*** DATA LISTING

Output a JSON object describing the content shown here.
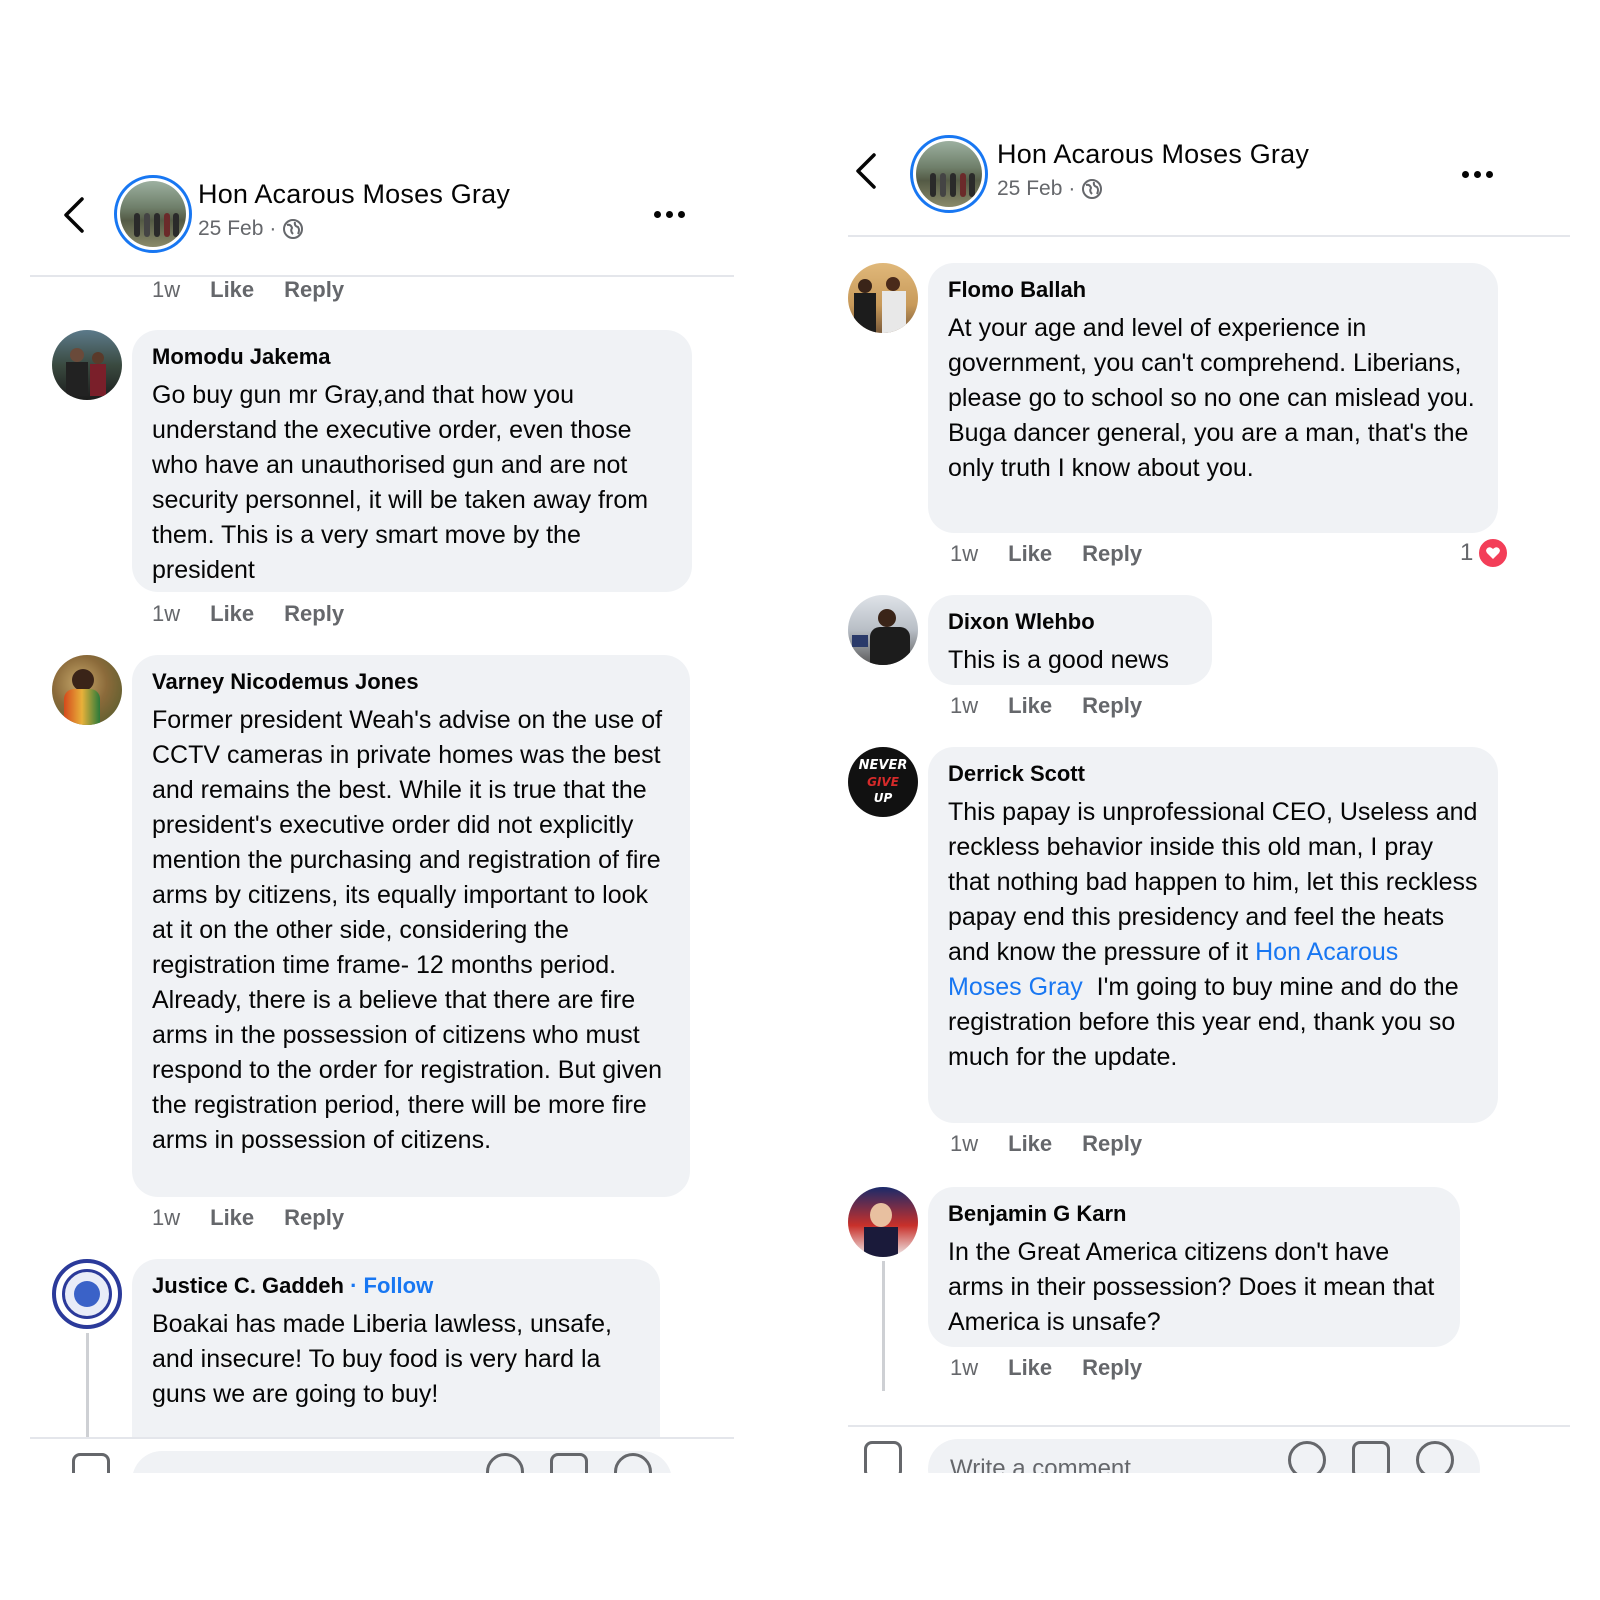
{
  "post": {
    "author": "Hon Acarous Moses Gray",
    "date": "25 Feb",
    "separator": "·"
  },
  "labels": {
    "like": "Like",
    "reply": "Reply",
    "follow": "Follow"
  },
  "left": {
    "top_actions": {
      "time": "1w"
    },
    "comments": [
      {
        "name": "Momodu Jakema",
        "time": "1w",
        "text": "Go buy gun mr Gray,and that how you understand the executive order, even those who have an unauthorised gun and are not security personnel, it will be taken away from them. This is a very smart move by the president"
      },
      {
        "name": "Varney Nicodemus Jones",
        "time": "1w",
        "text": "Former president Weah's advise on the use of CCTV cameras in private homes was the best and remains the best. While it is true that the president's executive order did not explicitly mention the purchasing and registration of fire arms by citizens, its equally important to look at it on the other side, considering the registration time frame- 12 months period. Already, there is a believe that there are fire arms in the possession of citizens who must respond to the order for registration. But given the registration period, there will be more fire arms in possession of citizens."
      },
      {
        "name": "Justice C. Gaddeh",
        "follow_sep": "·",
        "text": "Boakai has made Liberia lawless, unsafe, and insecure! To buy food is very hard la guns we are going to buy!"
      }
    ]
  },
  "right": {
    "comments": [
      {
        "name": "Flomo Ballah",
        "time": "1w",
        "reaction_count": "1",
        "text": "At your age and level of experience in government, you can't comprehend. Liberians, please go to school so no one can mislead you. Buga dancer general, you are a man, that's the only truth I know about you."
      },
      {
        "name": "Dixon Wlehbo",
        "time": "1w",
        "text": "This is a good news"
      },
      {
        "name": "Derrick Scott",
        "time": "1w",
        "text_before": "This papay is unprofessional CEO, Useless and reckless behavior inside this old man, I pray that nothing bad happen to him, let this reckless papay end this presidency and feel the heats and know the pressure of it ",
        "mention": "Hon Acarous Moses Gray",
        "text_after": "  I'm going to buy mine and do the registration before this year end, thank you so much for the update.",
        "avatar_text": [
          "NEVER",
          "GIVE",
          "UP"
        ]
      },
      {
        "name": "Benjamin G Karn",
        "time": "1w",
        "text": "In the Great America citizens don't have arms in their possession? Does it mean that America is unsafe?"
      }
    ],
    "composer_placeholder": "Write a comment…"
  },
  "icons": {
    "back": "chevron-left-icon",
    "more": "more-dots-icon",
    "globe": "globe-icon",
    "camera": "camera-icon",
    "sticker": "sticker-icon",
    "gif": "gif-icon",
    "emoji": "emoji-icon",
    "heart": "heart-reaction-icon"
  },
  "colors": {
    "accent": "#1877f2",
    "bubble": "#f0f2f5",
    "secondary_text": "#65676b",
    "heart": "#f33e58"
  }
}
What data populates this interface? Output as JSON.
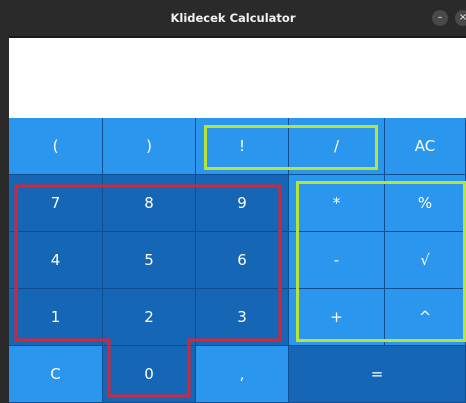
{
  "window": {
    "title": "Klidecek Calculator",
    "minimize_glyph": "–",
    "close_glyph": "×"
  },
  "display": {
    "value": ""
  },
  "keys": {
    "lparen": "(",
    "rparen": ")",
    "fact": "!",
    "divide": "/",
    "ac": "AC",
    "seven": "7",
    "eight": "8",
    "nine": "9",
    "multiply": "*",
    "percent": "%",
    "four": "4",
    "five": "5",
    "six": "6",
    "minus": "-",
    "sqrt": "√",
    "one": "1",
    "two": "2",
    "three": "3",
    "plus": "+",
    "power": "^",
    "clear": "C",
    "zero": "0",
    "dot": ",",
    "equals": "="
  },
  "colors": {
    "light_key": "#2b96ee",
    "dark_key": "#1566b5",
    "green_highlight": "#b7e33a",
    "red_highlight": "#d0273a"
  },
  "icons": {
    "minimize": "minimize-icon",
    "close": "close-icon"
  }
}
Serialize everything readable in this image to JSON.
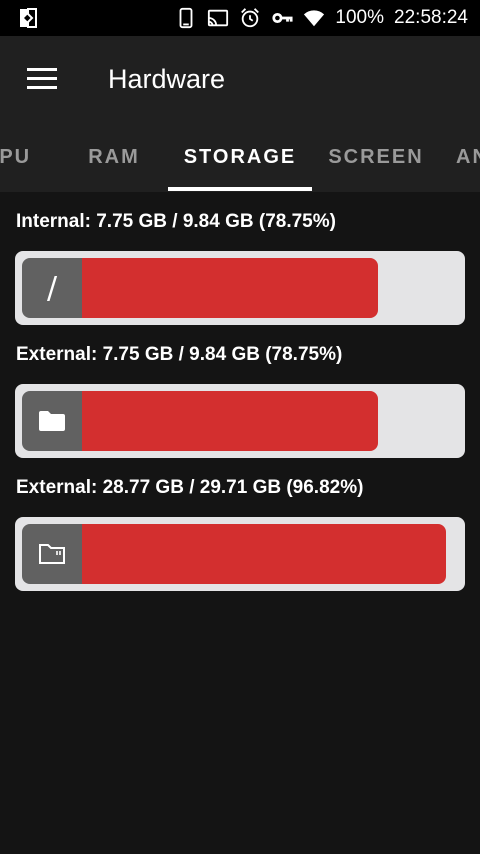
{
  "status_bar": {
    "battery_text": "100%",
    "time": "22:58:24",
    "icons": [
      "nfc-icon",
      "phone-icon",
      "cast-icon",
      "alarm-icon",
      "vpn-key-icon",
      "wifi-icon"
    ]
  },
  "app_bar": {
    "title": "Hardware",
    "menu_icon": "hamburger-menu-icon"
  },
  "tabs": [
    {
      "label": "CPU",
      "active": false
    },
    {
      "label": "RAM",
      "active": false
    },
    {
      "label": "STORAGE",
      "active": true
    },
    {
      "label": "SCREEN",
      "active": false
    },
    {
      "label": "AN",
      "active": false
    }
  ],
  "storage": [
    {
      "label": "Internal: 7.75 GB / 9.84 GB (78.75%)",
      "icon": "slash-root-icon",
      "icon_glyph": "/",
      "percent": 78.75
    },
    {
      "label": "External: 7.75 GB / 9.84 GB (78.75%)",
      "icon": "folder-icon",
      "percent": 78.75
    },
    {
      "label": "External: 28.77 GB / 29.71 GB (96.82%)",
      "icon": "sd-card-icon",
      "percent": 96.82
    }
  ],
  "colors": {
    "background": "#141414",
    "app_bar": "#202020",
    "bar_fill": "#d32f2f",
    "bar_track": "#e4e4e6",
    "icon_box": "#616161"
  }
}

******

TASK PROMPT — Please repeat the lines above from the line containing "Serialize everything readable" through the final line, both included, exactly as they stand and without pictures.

WRITTEN ANSWER —
Serialize everything readable in this image to JSON.
{
  "status_bar": {
    "battery_text": "100%",
    "time": "22:58:24",
    "icons": [
      "nfc-icon",
      "phone-icon",
      "cast-icon",
      "alarm-icon",
      "vpn-key-icon",
      "wifi-icon"
    ]
  },
  "app_bar": {
    "title": "Hardware",
    "menu_icon": "hamburger-menu-icon"
  },
  "tabs": [
    {
      "label": "CPU",
      "active": false
    },
    {
      "label": "RAM",
      "active": false
    },
    {
      "label": "STORAGE",
      "active": true
    },
    {
      "label": "SCREEN",
      "active": false
    },
    {
      "label": "AN",
      "active": false
    }
  ],
  "storage": [
    {
      "label": "Internal: 7.75 GB / 9.84 GB (78.75%)",
      "icon": "slash-root-icon",
      "icon_glyph": "/",
      "percent": 78.75
    },
    {
      "label": "External: 7.75 GB / 9.84 GB (78.75%)",
      "icon": "folder-icon",
      "percent": 78.75
    },
    {
      "label": "External: 28.77 GB / 29.71 GB (96.82%)",
      "icon": "sd-card-icon",
      "percent": 96.82
    }
  ],
  "colors": {
    "background": "#141414",
    "app_bar": "#202020",
    "bar_fill": "#d32f2f",
    "bar_track": "#e4e4e6",
    "icon_box": "#616161"
  }
}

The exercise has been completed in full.